Tyler Bertuzzi proved himself in the OHL. He proved himself in the AHL. He's starting to prove himself in the NHL, but he's far from proven yet.
That became clear this month when Steve Yzerman and the Red Wings took the All-Star forward to arbitration rather than sign him to a long-term deal. And it became clearer on Tuesday when the Wings won the negotiation. Bertuzzi wound up with a $3.5 million deal, a good deal less than what he was seeking.
The two sides did "a lot of talking" about a long-term deal, Bertuzzi said. Ultimately they couldn't reach an agreement. If that left Bertuzzi bummed, he didn't say so -- or sound so -- during a Zoom call with local reporters on Wednesday.
"I wouldn’t say disappointed. I’m very grateful to get this opportunity," he said. "I’m just going to go out and prove myself this year like I have been the last few years. I’m not looking at it any differently. I’m happy."
Bertuzzi got his first consistent opportunity in Detroit in the 2018-19 season. He scored 21 goals. He matched that output last season, while playing first-line minutes against first-line competition. Along with Dylan Larkin and Anthony Mantha, Bertuzzi is one of the few team's few established building blocks up front.
Larkin already has a long-term deal.
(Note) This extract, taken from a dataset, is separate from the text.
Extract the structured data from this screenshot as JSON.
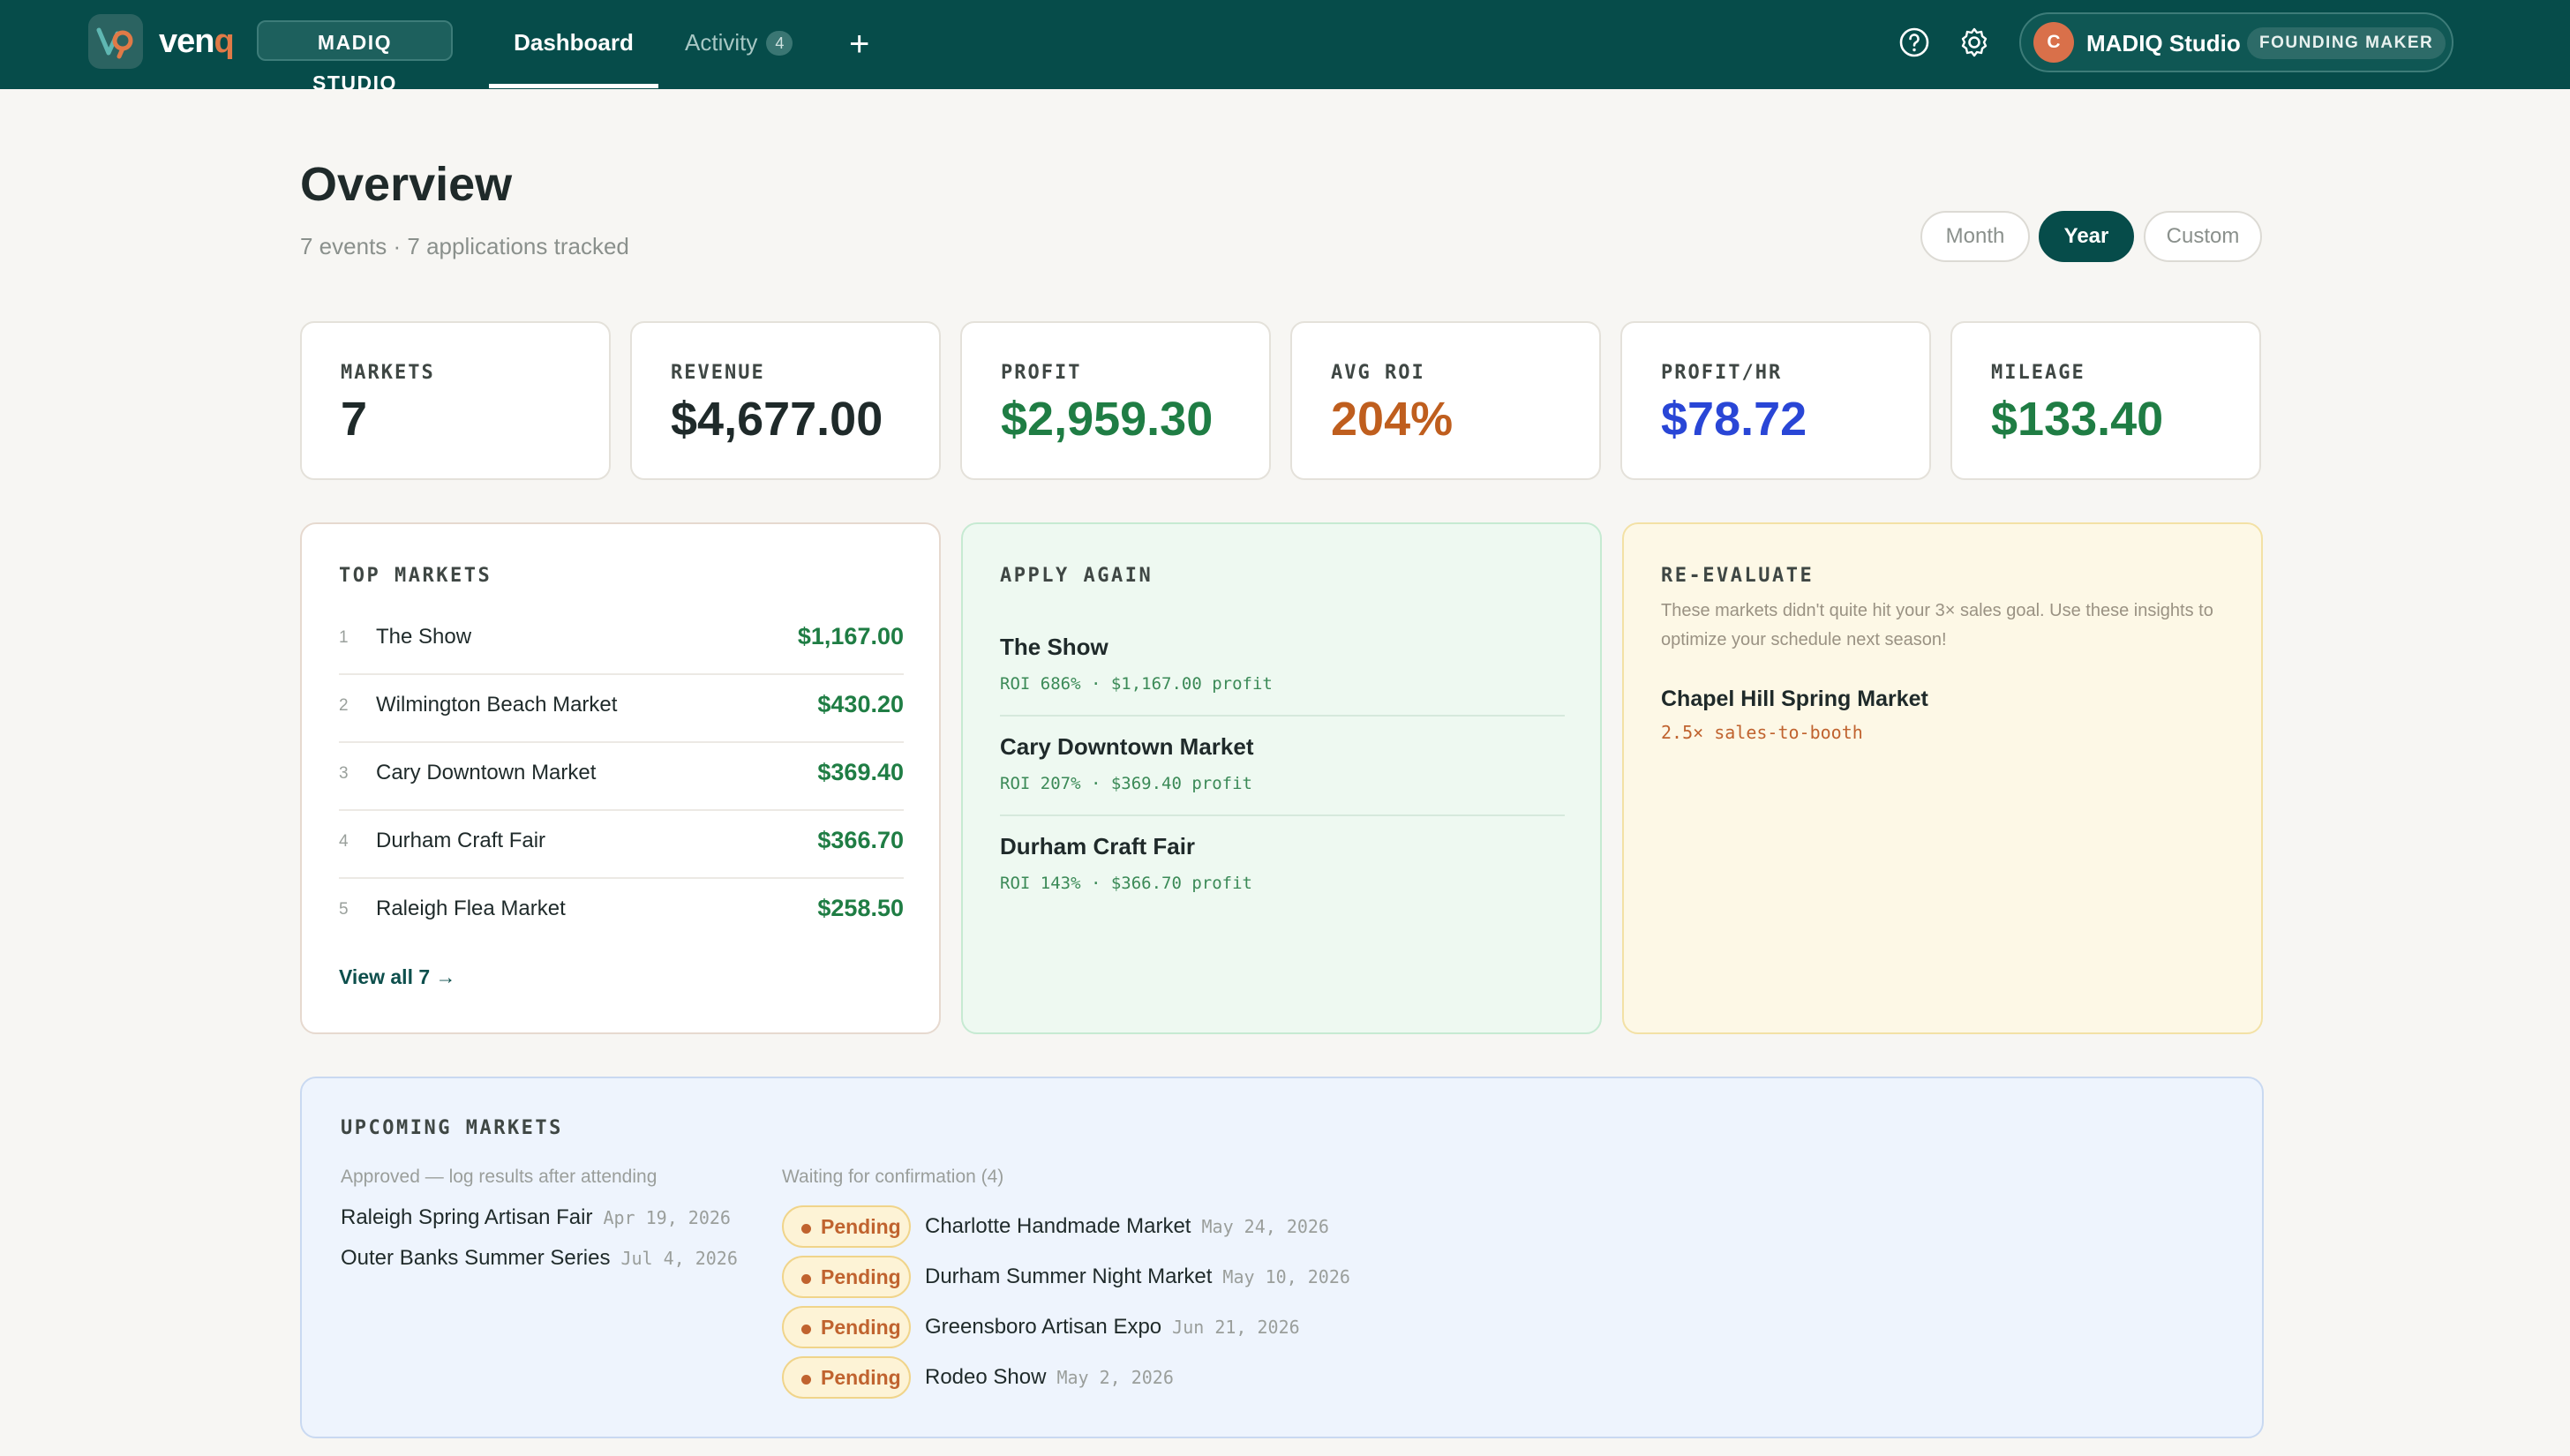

Mantha will likely get his later this offseason. Bertuzzi will have to wait at least another year, just like he waited longer for his chance in the NHL. And his approach won't change if and when he secures his future.
"Whether I sign for five, four, six years, every year you need to perform and work hard and contribute. So even if I signed a six-year deal, I’ll play every game like I’m on a one-year deal," Bertuzzi said. "I just need to prove every year that I’m a good player and I want to contribute to this team."
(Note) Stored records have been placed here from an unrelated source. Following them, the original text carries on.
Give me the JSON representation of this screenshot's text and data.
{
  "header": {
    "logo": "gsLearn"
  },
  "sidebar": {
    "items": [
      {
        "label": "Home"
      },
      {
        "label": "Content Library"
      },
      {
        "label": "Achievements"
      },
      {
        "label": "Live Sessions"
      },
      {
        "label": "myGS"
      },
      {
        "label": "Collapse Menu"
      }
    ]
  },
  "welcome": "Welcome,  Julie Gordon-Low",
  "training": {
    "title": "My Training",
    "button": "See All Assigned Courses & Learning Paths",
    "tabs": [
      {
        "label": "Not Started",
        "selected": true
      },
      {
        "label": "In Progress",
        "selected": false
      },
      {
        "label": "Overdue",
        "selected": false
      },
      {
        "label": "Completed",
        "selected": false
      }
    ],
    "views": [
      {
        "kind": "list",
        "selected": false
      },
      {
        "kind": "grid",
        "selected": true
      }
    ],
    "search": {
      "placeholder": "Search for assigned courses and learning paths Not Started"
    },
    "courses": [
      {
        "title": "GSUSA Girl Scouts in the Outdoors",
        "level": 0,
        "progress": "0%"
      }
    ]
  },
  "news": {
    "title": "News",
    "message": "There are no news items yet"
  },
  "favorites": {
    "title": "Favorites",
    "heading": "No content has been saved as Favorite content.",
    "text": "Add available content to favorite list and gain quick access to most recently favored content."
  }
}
To the Red Wings as presently constructed, Bertuzzi is worth more than $3.5 million. The question is what he'll be worth when they're ready to win. He isn't a first-line forward on a Cup contender; he's better suited somewhere in the middle six. If he was seeking first-line money in a long-term deal, Yzerman and the Wings were right to hold off.
And if the Wings wanted to pay him like the second- or third-line player they think he'll become, Bertuzzi was right to bet on himself again. Ultimately, the two sides want the same thing -- and Bertuzzi made it clear there's no ill will.
"We want to win hockey games. We’re here to win," he said. "It’s nothing personal at all."
If Bertuzzi takes another step forward next season, Detroit will be happy to reward him. If his game levels out, he might just as soon take the money on the table. For now, Bertuzzi is ready to put business behind him -- and attack the opportunity ahead.
"It was a little different than anything I’ve ever been through, but it went smoothly," Bertuzzi said. "We’re happy that we got a deal done and I’m happy to be back."